• **YOUR INSTRUCTIONS**
Report the number of lines in the data below where the string "this" shows up, and only that number.
___
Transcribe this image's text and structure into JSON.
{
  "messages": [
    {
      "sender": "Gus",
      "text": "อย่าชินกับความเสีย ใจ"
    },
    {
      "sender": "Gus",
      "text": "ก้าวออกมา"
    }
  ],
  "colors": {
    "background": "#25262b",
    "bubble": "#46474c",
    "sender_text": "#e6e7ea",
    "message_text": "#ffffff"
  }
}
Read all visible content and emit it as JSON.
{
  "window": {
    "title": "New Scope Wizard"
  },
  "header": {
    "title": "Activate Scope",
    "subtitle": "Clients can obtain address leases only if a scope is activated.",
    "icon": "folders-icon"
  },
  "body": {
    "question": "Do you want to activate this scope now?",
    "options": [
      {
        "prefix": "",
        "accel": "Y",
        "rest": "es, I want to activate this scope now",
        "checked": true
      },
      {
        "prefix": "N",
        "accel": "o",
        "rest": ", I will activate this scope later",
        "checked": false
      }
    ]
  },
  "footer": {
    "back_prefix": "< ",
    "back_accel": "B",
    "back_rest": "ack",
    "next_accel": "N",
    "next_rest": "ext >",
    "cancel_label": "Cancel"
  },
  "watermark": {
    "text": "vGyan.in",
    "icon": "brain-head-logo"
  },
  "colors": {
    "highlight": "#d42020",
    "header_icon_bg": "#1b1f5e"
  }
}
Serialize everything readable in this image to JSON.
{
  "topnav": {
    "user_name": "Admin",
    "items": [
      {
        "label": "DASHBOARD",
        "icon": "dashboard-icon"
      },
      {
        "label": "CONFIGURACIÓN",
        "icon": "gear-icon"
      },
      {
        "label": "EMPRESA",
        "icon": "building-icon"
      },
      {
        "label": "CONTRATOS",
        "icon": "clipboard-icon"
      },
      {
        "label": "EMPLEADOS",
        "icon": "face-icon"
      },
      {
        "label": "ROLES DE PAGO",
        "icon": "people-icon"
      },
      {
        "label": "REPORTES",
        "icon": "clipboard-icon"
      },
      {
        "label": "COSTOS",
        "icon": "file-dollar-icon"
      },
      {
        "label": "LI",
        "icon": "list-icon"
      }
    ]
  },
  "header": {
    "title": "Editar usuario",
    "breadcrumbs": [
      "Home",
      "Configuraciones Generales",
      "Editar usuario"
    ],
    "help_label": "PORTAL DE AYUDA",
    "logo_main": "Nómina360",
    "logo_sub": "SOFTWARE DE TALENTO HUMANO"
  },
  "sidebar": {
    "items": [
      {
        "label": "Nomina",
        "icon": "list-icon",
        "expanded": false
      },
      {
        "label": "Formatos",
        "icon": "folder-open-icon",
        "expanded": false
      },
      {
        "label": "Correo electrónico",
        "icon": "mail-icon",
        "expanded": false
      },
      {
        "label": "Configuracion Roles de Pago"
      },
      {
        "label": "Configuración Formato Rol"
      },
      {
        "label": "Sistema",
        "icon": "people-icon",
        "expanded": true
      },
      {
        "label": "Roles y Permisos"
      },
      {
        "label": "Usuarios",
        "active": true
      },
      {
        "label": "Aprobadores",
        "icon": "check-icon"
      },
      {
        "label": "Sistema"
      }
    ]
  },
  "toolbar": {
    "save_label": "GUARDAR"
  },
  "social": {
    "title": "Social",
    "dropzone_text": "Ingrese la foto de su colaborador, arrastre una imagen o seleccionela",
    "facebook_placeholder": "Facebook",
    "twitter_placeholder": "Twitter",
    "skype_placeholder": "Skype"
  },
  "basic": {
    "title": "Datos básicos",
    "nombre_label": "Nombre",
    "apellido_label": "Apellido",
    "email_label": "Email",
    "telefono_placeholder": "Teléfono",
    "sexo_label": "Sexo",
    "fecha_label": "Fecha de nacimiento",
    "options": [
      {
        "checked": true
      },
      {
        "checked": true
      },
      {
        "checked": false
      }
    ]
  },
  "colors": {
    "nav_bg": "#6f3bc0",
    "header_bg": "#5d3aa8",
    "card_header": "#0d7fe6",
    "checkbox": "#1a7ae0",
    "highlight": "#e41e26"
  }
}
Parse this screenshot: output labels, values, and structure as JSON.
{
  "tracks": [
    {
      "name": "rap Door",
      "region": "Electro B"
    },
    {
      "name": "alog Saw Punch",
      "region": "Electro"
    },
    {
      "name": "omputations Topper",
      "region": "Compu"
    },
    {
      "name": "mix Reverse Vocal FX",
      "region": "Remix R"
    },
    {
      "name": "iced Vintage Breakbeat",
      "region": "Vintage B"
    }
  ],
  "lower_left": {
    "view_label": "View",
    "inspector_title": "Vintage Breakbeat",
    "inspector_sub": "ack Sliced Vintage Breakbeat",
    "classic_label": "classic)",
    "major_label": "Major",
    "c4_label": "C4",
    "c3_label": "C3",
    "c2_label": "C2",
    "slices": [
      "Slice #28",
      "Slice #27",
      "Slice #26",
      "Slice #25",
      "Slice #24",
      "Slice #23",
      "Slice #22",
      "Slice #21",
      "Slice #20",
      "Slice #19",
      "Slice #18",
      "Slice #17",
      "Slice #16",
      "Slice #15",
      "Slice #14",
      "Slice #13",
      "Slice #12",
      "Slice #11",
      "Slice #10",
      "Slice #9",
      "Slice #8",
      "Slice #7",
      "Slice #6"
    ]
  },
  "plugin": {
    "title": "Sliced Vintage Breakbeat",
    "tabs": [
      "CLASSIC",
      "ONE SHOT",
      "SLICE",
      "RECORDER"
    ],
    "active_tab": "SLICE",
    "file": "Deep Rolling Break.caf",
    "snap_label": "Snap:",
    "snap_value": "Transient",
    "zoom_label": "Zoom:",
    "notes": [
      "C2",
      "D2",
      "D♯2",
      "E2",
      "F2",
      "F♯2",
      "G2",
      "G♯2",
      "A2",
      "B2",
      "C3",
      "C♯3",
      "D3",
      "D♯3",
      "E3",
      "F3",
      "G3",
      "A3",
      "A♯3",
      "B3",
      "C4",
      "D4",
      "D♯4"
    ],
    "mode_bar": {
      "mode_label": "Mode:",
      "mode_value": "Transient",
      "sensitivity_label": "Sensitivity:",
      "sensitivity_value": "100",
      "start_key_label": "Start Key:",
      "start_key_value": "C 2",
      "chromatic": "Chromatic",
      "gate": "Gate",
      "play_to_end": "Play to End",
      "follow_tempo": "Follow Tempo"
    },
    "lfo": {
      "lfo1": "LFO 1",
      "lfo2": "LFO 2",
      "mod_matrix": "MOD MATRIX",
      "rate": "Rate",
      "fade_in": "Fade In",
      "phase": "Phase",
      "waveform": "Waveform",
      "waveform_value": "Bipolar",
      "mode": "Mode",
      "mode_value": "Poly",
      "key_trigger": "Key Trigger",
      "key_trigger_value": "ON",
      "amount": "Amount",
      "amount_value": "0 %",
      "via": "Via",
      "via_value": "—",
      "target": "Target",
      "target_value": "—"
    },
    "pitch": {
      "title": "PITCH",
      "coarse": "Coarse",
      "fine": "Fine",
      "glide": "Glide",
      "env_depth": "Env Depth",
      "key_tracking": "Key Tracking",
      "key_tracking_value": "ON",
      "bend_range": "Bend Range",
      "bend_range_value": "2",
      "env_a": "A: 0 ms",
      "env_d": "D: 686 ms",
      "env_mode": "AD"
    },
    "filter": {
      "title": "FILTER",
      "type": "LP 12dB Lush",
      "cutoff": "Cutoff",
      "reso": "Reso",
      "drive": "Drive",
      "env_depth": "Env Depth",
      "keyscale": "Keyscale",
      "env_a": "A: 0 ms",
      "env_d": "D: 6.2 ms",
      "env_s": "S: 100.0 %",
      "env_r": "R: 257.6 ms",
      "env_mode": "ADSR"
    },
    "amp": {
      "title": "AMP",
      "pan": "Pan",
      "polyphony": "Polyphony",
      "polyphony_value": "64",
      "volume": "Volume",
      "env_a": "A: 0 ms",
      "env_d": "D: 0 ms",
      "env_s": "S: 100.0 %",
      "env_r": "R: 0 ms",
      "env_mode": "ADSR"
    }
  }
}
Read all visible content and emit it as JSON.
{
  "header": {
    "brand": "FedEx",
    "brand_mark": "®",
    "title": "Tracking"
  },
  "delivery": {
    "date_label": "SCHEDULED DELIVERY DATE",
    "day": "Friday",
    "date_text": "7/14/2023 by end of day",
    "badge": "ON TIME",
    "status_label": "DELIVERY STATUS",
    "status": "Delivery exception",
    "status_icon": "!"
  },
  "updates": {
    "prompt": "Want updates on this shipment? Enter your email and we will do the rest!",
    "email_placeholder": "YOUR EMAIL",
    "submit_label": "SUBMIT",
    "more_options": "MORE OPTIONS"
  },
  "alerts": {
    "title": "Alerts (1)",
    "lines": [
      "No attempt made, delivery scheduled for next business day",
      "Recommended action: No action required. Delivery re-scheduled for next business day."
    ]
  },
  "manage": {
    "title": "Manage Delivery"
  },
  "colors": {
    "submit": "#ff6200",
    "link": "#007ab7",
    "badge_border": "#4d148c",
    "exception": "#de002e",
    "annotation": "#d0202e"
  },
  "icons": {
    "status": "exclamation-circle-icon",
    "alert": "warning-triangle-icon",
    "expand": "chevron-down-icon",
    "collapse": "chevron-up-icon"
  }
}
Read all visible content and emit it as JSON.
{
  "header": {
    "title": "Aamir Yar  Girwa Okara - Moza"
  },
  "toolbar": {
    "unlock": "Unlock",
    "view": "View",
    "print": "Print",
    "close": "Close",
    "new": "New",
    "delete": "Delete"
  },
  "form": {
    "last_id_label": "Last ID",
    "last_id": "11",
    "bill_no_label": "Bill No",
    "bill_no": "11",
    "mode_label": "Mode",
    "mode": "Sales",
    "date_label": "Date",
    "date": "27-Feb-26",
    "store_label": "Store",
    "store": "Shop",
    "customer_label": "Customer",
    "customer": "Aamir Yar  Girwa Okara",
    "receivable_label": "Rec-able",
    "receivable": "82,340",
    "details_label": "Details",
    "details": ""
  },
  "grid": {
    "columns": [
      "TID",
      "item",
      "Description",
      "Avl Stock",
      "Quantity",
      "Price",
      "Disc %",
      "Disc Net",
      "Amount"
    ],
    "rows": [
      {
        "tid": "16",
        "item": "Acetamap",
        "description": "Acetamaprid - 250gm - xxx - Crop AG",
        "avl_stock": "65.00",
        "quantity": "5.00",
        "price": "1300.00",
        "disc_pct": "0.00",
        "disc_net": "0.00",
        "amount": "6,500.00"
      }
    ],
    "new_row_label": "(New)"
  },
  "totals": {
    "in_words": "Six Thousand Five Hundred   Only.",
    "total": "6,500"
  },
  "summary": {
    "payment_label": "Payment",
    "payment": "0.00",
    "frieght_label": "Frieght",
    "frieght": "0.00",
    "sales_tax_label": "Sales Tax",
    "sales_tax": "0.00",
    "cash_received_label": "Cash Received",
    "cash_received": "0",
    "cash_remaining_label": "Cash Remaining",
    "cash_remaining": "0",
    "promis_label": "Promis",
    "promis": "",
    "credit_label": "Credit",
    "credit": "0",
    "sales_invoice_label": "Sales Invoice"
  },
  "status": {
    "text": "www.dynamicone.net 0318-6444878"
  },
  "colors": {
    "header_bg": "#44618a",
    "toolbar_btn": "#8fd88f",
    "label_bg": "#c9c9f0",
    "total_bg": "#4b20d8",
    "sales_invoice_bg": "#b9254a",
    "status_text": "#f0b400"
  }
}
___
• **TASK ANSWER**
7